Despite the dominant presence of Brandin Cooks (97 targets, 76 catches, 1,176 yards), Oregon State actually employs quite a bit of variety in its passing game. Nine players have been targeted at least once per game, seven at least three per game, and four at least five times per game. Against Washington State two weeks ago, Mannion threw 46 percent of his charted passes left of the hashmarks, 39 percent right, and 15 percent between. One third of his completions came behind the line of scrimmage, one-third came within 10 yards of the line of scrimmage, and one-third were at least 12 yards downfield. The passing game is as balanced as you can get and uses every inch of the field in front of it (and some behind it).
Stanford's is the best pass defense the Beavers will face, but aside from perhaps Utah, Oregon State's will be the best passing game Stanford has faced. It's certainly the most dedicated, anyway. Utah's Travis Wilson averaged just 6.5 yards per pass attempt against Stanford, but the Utes were efficient enough via both ground and air to get to 21 points on an excellent defense. We'll see if Oregon State can do the same via air, ground, air, air, and air.
Utah at USC
These teams rank atop the "Better than you probably think" list, though part of that depends on the health of Utah quarterback Wilson. USC's defense is still top-10 caliber, even if the offense is still a M*A*S*H unit, and if Wilson can deliver his typical brand of high-upside, hilariously-low-downside (in the form of turnovers) ball, the Utes' trip to the Coliseum could be entertaining if nothing else. And it will probably be close: five of Utah's six FBS games have been decided by a touchdown or less (the Utes are 3-2 in such games), and four of USC's have done the same (2-2).
Technically this game could have some importance in the division race, as well, at least if UCLA's struggling offense leads to a Bruin downslide. UCLA or Arizona State could run away with the Pac-12 South, but there could also be a huge logjam at 5-4 or so. Lots to be decided here.
California at Washington

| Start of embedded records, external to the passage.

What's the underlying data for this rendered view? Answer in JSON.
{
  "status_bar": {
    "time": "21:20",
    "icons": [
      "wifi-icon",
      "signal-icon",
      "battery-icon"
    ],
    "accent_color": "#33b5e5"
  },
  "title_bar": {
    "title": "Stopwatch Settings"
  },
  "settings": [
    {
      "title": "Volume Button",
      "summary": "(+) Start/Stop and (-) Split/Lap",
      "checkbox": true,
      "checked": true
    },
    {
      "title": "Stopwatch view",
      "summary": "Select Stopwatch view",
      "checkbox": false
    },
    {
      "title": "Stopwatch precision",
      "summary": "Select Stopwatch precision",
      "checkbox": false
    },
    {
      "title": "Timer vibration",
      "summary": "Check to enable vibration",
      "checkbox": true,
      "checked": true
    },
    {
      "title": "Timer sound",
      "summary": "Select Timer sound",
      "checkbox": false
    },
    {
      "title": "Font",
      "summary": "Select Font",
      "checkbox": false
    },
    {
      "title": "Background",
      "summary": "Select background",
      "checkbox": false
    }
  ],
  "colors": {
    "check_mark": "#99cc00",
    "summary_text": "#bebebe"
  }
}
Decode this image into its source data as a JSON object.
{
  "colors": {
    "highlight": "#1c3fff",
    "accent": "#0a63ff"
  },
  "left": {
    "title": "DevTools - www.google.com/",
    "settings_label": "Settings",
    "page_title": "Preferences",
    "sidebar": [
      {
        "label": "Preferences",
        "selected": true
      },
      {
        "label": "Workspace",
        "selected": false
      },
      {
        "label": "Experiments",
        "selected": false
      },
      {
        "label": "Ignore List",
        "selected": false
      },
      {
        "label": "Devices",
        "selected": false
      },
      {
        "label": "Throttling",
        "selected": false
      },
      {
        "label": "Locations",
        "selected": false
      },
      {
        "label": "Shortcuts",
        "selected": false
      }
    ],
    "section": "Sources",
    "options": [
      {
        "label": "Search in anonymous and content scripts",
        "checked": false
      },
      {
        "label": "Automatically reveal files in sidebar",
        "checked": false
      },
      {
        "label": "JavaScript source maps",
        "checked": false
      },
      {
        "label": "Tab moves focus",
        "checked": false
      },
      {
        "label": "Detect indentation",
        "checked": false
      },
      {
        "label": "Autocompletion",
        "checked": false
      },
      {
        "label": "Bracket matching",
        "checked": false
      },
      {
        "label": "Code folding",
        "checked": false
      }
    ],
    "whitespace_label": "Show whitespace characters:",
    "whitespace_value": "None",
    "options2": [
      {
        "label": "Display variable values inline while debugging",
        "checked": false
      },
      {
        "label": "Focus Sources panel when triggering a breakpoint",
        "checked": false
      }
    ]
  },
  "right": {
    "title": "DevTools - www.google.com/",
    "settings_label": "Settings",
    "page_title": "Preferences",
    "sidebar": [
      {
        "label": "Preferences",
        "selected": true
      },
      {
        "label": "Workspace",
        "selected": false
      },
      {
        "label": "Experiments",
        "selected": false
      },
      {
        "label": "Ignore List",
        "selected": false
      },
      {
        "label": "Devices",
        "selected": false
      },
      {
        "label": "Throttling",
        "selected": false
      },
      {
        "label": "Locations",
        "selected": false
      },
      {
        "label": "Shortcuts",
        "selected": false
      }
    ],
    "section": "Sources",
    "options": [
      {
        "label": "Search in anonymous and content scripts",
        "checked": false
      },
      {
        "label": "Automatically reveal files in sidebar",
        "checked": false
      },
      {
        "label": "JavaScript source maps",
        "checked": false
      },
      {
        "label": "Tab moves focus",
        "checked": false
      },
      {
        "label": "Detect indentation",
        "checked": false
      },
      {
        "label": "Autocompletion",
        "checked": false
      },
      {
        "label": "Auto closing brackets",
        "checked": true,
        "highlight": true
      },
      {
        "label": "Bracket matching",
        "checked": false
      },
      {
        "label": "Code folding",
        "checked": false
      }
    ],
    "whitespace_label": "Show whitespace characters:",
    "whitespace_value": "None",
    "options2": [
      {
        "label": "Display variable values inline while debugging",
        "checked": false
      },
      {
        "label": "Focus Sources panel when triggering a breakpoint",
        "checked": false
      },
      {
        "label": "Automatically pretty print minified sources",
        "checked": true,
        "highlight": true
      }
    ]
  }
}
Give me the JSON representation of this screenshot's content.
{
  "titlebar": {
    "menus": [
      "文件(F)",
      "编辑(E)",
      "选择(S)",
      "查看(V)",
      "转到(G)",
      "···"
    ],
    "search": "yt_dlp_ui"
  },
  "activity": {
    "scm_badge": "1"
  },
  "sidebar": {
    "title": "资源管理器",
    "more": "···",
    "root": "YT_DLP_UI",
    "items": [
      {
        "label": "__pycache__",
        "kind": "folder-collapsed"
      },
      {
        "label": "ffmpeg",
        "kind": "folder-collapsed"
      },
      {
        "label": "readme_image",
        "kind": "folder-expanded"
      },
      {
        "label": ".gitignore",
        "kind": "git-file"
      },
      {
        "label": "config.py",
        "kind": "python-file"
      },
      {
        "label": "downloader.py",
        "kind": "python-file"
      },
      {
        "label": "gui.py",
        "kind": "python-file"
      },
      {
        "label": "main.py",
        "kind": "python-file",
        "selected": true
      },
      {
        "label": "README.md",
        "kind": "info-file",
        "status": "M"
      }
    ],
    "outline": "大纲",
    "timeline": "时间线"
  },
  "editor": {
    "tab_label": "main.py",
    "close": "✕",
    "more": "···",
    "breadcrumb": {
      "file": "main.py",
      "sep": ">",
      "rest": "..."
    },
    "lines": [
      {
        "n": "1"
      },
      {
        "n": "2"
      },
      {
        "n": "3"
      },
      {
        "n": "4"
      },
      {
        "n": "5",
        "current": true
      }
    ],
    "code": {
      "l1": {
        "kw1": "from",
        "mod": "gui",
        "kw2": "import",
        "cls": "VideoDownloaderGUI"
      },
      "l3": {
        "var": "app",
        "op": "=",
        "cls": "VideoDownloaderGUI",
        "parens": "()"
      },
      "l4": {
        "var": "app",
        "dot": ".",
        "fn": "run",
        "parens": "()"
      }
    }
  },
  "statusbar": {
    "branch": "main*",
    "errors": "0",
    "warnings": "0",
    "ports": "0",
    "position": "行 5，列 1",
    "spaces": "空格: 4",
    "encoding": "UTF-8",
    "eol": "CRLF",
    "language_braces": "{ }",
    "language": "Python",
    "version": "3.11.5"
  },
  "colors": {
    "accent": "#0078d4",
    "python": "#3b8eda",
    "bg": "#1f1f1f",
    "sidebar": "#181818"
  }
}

California appears to have run out of gas. After scaring Northwestern and Ohio State to some degree in September, the Golden Bears have lost their four conference games by an average score of 46-16. It's probably not a good time to make a road trip to face a good Washington team, but after last week's debacle against Arizona State, the Huskies have some "How much do you have left in the tank?" questions of their own to address.
Arizona at Colorado
Just how good is Arizona? I asked this question a few weeks ago at Football Outsiders, and I was rewarded with two straight Wildcat losses. But Rich Rodriguez's squad bounced back with an impressive home win over Utah and is holding steady at 20th in the F/+ rankings.
The Wildcats still can't pass (157 net yards in 32 attempts vs. Utah), but they can defend (13th in Def. F/+), and Ka'Deem Carey can run. After missing the season opener against Northern Arizona, Carey has averaged 161 yards per game (6.0 per carry); he carried the Wildcats past Utah, rushing 40 times for 236 yards. He should be too much for Colorado.